WHAT TO WORK ON: Return each line of the data that follows exactly as it reads.

[Recorded data]
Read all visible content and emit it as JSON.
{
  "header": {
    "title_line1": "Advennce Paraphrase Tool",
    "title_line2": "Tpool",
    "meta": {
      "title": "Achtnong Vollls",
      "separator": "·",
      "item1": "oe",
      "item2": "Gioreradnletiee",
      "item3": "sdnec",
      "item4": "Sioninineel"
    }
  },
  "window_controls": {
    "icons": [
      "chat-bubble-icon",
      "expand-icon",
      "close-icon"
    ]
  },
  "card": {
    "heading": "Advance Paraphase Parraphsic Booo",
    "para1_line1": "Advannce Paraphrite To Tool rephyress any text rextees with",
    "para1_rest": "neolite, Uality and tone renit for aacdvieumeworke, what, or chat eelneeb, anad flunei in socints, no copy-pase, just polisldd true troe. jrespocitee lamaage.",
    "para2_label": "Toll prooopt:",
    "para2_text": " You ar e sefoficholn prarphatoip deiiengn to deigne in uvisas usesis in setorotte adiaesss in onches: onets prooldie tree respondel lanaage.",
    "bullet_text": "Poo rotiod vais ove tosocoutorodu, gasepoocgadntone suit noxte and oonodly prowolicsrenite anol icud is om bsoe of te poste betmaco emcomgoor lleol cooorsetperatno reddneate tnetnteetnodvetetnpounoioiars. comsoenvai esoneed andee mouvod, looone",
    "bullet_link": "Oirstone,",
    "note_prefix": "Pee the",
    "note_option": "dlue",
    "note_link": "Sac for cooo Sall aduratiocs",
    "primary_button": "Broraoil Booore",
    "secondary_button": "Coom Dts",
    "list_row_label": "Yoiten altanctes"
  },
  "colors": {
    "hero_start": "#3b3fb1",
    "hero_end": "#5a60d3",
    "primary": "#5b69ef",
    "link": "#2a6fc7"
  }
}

REPLY:
Read all visible content and emit it as JSON.
{
  "header": {
    "title_line1": "Advennce Paraphrase Tool",
    "title_line2": "Tpool",
    "meta": {
      "title": "Achtnong Vollls",
      "separator": "·",
      "item1": "oe",
      "item2": "Gioreradnletiee",
      "item3": "sdnec",
      "item4": "Sioninineel"
    }
  },
  "window_controls": {
    "icons": [
      "chat-bubble-icon",
      "expand-icon",
      "close-icon"
    ]
  },
  "card": {
    "heading": "Advance Paraphase Parraphsic Booo",
    "para1_line1": "Advannce Paraphrite To Tool rephyress any text rextees with",
    "para1_rest": "neolite, Uality and tone renit for aacdvieumeworke, what, or chat eelneeb, anad flunei in socints, no copy-pase, just polisldd true troe. jrespocitee lamaage.",
    "para2_label": "Toll prooopt:",
    "para2_text": " You ar e sefoficholn prarphatoip deiiengn to deigne in uvisas usesis in setorotte adiaesss in onches: onets prooldie tree respondel lanaage.",
    "bullet_text": "Poo rotiod vais ove tosocoutorodu, gasepoocgadntone suit noxte and oonodly prowolicsrenite anol icud is om bsoe of te poste betmaco emcomgoor lleol cooorsetperatno reddneate tnetnteetnodvetetnpounoioiars. comsoenvai esoneed andee mouvod, looone",
    "bullet_link": "Oirstone,",
    "note_prefix": "Pee the",
    "note_option": "dlue",
    "note_link": "Sac for cooo Sall aduratiocs",
    "primary_button": "Broraoil Booore",
    "secondary_button": "Coom Dts",
    "list_row_label": "Yoiten altanctes"
  },
  "colors": {
    "hero_start": "#3b3fb1",
    "hero_end": "#5a60d3",
    "primary": "#5b69ef",
    "link": "#2a6fc7"
  }
}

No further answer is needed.